R.Kelly – Singer & His Legal Team Wanted To Prohibit White People From Serving On Jury Of Child Pornography Case In Chicago
If R.Kelly had his way, there would be no white jurors present as he stands trial in Chicago.
According to Radar Online, R.Kelly and his legal team put forth extra effort in court to prevent as many white people as they could from serving on the jury for his upcoming trial in Chicago.
According to an August 16 tweet from Chicago Tribune reporter Jason Meisner,
“For the record, nearly every single peremptory strike by the defense in the #RKelly regular jury makeup was of a white person (I counted 12). They also moved to strike one Asian woman and one Black woman.”
Prosecutors previously requested for jurors’ names, spouses’ names, cities of residence and places of employment all be kept confidential out of fear for their safety. They raised concerns that outside parties would make an effort to get in touch with and sway jurors.

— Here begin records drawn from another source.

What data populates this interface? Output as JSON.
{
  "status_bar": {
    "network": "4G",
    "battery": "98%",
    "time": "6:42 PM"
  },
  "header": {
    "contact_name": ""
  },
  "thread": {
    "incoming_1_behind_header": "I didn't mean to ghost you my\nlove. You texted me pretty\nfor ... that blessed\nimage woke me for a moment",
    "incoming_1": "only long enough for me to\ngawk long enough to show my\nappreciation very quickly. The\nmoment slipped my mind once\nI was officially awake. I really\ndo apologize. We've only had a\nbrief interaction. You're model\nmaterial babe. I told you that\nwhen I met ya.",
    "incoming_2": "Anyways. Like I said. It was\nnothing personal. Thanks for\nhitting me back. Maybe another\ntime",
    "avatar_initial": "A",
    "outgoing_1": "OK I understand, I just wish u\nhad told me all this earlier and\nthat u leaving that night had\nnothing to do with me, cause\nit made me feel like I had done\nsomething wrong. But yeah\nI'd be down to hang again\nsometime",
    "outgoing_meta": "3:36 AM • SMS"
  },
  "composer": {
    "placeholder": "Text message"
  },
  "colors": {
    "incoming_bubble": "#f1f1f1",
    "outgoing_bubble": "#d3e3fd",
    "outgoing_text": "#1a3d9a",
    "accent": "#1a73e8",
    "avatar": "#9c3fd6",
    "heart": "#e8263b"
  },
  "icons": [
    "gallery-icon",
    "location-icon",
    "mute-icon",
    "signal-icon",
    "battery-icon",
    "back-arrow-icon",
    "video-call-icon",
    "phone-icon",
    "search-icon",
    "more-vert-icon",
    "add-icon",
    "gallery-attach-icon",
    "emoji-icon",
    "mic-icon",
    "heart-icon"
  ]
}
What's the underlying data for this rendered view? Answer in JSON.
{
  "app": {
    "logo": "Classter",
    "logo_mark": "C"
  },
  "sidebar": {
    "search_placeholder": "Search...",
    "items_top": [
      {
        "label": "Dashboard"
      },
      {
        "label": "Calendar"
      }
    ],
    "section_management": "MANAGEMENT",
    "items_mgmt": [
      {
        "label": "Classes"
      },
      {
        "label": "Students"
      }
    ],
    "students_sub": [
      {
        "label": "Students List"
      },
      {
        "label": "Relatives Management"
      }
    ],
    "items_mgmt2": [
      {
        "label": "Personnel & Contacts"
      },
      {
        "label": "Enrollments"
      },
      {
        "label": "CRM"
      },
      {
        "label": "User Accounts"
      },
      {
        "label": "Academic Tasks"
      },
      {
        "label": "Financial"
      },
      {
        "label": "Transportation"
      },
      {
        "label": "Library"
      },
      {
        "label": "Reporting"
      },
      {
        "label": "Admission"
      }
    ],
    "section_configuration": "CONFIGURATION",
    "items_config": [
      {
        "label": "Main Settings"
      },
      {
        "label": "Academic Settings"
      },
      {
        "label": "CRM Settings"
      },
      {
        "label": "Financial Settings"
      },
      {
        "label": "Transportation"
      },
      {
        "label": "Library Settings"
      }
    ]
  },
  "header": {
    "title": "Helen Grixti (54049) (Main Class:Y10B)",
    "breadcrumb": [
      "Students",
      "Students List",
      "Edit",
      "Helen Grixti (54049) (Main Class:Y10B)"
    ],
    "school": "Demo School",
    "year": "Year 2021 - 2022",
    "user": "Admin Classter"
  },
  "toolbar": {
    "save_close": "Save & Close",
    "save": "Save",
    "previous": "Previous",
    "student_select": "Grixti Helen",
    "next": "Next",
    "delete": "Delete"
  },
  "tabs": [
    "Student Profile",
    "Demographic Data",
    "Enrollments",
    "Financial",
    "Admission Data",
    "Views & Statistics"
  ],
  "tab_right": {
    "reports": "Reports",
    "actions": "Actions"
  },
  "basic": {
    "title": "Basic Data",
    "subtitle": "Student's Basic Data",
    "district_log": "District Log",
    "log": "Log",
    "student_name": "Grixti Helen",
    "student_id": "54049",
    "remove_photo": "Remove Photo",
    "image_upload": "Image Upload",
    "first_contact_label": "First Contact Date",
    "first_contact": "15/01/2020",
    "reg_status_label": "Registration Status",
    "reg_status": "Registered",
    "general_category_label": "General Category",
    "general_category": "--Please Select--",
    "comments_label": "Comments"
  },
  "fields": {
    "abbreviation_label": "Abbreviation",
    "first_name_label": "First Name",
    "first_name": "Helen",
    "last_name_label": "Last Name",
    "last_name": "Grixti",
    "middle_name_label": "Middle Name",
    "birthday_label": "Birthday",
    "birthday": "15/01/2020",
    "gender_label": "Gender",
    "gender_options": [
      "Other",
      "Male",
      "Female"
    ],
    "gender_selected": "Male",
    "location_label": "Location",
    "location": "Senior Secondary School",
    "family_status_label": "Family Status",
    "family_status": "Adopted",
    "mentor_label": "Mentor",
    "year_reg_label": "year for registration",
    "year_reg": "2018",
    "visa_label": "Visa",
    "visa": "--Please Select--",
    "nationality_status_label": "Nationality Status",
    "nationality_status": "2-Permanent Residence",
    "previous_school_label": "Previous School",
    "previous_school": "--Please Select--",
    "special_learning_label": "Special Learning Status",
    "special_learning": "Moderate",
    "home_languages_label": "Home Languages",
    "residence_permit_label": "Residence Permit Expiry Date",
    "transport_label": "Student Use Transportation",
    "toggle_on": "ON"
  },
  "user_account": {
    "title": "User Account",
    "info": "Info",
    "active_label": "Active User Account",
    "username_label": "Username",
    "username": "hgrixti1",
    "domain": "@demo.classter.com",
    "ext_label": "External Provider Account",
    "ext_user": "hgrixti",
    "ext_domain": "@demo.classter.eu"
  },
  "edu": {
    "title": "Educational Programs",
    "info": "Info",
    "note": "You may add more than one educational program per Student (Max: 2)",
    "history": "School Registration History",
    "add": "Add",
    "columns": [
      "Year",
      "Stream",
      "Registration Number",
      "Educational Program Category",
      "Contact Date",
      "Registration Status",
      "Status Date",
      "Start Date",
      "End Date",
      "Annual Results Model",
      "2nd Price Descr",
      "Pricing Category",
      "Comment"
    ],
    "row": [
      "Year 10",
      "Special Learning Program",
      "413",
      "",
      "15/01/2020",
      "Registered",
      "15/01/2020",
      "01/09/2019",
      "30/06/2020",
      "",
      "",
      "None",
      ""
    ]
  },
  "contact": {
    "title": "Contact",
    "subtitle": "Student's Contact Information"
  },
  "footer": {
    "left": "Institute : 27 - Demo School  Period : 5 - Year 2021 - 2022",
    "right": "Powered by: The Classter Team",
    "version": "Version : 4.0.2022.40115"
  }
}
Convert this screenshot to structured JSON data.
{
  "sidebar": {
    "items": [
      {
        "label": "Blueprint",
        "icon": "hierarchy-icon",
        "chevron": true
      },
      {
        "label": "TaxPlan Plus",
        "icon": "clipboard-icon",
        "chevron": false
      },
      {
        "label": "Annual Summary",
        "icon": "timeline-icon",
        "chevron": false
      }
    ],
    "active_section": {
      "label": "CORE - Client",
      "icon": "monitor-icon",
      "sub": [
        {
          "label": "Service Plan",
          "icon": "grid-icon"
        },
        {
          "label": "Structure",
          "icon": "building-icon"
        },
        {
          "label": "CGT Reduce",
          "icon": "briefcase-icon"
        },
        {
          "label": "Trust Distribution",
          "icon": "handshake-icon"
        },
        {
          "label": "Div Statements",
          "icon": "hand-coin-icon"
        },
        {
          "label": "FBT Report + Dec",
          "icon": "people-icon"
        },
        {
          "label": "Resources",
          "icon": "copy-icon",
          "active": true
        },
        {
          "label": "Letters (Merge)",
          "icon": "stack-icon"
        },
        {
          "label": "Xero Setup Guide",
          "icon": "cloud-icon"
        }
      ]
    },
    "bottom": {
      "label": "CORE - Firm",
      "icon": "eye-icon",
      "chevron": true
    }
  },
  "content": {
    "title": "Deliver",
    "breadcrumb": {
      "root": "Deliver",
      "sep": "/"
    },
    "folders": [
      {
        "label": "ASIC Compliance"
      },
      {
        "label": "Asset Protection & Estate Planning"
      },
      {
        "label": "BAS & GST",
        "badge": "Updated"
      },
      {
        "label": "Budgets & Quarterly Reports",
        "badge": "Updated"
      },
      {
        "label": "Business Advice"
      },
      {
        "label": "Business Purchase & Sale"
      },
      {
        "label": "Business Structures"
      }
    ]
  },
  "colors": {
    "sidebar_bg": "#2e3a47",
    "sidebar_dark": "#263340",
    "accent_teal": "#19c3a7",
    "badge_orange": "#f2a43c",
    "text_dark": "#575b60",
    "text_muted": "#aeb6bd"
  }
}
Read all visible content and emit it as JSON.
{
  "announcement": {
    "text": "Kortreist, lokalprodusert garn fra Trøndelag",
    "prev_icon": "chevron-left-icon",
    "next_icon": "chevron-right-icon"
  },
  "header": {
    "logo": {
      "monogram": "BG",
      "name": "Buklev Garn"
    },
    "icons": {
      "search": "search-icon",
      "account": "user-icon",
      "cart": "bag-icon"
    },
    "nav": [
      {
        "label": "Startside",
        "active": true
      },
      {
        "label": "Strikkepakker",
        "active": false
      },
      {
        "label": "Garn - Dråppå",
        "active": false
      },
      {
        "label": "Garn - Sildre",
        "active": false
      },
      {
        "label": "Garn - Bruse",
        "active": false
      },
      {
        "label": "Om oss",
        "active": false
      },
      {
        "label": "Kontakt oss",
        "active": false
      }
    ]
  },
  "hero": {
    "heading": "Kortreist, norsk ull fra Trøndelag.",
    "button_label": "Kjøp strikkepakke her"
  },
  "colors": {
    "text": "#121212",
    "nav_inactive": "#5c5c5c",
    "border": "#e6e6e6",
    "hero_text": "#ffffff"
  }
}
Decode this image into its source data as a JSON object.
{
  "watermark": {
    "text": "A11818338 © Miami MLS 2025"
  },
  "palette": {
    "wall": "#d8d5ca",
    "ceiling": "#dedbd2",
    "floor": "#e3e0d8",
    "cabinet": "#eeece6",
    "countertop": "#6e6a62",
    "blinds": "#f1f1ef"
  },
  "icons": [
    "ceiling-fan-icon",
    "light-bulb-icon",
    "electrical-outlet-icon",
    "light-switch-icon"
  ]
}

At the time, prosecutors said,
“Kelly is an international celebrity in the music industry. Between 1996 and 2015, Kelly was nominated for over 250 music awards, including 26 Grammy Awards. Kelly has a fervent fanbase, including many individuals who actively use various social media platforms to share their opinions about Kelly and his ongoing criminal cases.”
R.Kelly was sentenced to 30 years in prison in July after being found guilty of sex trafficking and racketeering in September 2021. He was recently transferred from a prison in New York to one in Illinois, where he now faces charges of child pornography for allegedly filming the sex abuse of five women.
The disgraced singer and his legal team requested on August 15 that any potential jurors be excluded if they had watched any part of Lifetime’s “Surviving R. Kelly” docuseries. They claimed anyone who had watched any part of the film could not be impartial.
The judge also denied that request, which claimed that,
“any potential juror who has watched any portion of this docuseries must be disqualified for cause on whether they can be fair, too great a risk exists that such a juror would base their verdict on matters not introduced into evidence in the courtroom.”
Four white women, four black women, two white men and two Black men make up the jury’s final composition. The alternates include two Black women, two white women, and a white man.
What are your thoughts on the entire situation? Let us know in the comments!